It was not as if Frank Stronach was really worried about the drought, the 18 years since one of his own racehorses had won the coveted Canadian classic, the Queen’s Plate. Still, the master of Adena Springs was seen sifting through the lush green grass of the Woodbine paddock in search of a four-leaf clover on July 5, just minutes before the 156th Plate.
Shaman Ghost, a dark bay son of his Breeders’ Cup Classic (G1) winner Ghostzapper, was on his way to post as one of the favourites for the Plate, but Stronach knew sometimes having the best horse is not always enough.
You may know the end of the story by now. Stronach found a four-leaf clover just before Shaman Ghost, under American jockey Rafael Hernandez, turned on the jets in the stretch to win the first jewel of Canada’s Triple Crown and a $600,000 purse.

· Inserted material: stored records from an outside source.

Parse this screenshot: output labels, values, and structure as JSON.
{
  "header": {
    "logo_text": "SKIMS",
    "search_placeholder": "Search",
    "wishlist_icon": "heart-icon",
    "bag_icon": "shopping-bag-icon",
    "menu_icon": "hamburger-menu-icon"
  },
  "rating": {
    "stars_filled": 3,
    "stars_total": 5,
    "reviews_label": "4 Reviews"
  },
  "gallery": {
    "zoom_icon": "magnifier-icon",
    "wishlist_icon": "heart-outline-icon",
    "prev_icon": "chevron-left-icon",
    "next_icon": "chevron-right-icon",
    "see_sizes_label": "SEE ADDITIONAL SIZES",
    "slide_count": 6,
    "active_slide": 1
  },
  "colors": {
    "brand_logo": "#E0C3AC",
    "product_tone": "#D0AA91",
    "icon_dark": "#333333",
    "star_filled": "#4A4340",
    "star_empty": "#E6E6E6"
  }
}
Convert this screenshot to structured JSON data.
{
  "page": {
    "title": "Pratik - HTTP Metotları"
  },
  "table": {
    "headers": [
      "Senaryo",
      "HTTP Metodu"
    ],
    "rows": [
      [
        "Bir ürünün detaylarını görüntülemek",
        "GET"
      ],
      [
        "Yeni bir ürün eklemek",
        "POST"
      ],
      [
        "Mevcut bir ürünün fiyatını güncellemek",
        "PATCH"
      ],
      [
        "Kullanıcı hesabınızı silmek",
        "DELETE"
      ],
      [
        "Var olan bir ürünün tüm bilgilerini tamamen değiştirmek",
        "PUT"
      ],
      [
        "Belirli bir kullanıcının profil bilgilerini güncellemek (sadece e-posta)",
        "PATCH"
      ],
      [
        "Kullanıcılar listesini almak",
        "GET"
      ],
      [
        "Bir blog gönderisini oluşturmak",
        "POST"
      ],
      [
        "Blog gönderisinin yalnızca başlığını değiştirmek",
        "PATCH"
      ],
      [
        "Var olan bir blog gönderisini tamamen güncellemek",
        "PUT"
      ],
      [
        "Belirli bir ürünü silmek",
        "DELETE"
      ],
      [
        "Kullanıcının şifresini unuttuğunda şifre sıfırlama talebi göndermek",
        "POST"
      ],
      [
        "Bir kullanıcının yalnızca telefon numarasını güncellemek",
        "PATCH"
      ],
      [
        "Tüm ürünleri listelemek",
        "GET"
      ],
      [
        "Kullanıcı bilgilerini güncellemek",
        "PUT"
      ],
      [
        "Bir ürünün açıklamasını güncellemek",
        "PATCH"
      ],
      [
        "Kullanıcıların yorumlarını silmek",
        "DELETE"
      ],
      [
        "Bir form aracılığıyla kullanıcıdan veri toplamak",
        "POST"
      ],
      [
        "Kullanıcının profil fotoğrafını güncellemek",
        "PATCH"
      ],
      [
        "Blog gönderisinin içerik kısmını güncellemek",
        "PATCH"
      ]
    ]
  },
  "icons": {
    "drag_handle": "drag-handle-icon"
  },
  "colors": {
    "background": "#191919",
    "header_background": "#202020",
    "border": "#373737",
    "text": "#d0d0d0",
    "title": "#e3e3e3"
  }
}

“No matter how good the horse is, you always need a bit of luck,’ said Stronach. “I’ve been very lucky with a lot of things I have done.”
There is plenty of skill and knowledge, however, which goes into building an empire such as Adena Springs, which has farms in Ontario, Kentucky and Florida. The same goes for the collection of broodmares, planning matings and developing foal into racehorses.
It is last step that was one of the more challenging for the Stronach team when it came to Shaman Ghost, labelled as a slow learner by his trainer Brian Lynch. Lynch, a former assistant to the late Bobby Frankel in California and always colourful in his description of his horses, said, “when the colt was in school, he had to sit at the back of the bus. He wasn’t that smart.”
Even when one of the world’s top jockeys Joel Rosario rode him in his career debut at Woodbine last Oct. 19 (Rosario was in town for Canadian International day), the colt was a modest fourth, beaten over six lengths in a six-furlong sprint.
Sent south with Lynch, who operates a public stable, Shaman Ghost raced twice at Gulfstream and did little to stir up any excitement.
It was when the blinkers were removed that a light bulb went on for the colt.
Partnered with the promising young Hernandez, who was lured to the big leagues from Fairmount Park by Lynch’s close friend, trainer Wesley Ward, Shaman Ghost won a maiden race at 1 1/16 miles at Gulfstream Park on the dirt at 12-1 and an allowance race at Keeneland on dirt at 5-1.
It was at this time that Lynch had unleashed another exciting Stronach 3-year-old foaled in Ontario: Unbridled Juan, a seven-length maiden winner at Gulfstream.
While that colt was getting a lot of racing media buzz, Lynch told anyone who would listen that he thought Shaman Ghost was his better hope for his first Plate victory.
But Lynch had to say goodbye to Shaman Ghost for a short time when the colt shipped north to Woodbine and Lynch’s assistant Erin Cotterill at the end of April. The new regulations for temporary workers set out by the Canadian government meant that many of Lynch’s grooms and riders could not return to Canada and so Lynch took most of his stable to Belmont Park in New York.
The colt won his first, and only, ‘prep’ race for the Plate as he came from nearly 10 lengths back to win the Marine Stakes (Grade 3) over a troubled Danish Dynaformer, who went on to win the Plate Trial.
As is customary for Stronach horses, Shaman Ghost was given plenty of time after the Marine and was simply trained up for the Plate. On race day, the fans could not decide between him and Danish Dynaformer, who was bidding to become trainer Roger Attfield’s ninth Plate winner. The latter ending up favoured by about $2,000 in bets.
The distance between the two colts at the finish was similarly close as Shaman Ghost was the last to move and he nabbed Danish Dynaformer by 1 1/4 lengths. Conquest Boogaloo, owned by Conquest Stable, endured his third consecutive hard-luck trip and finished third.
The Plate win was the third for Stronach since Awesome Again won in 1997 and Basqueian scored in 1994.
Shaman Ghost is the first horse to win the Plate without the diuretic Lasix since Archers Bay 1998.
“It’s a very old, traditional race,” said Lynch, an Australian who still has a condo in the Woodbine area. “It’s a big field and to do it for Frank and Mrs. Stronach, that’s just fantastic.”
The fans on and off-track at the Plate bet the day’s 13-race card with enthusiasm, pounding just over $11 million through the windows, the most bet on any Woodbine card in the history of the track excluding the 1996 Breeders’ Cup day.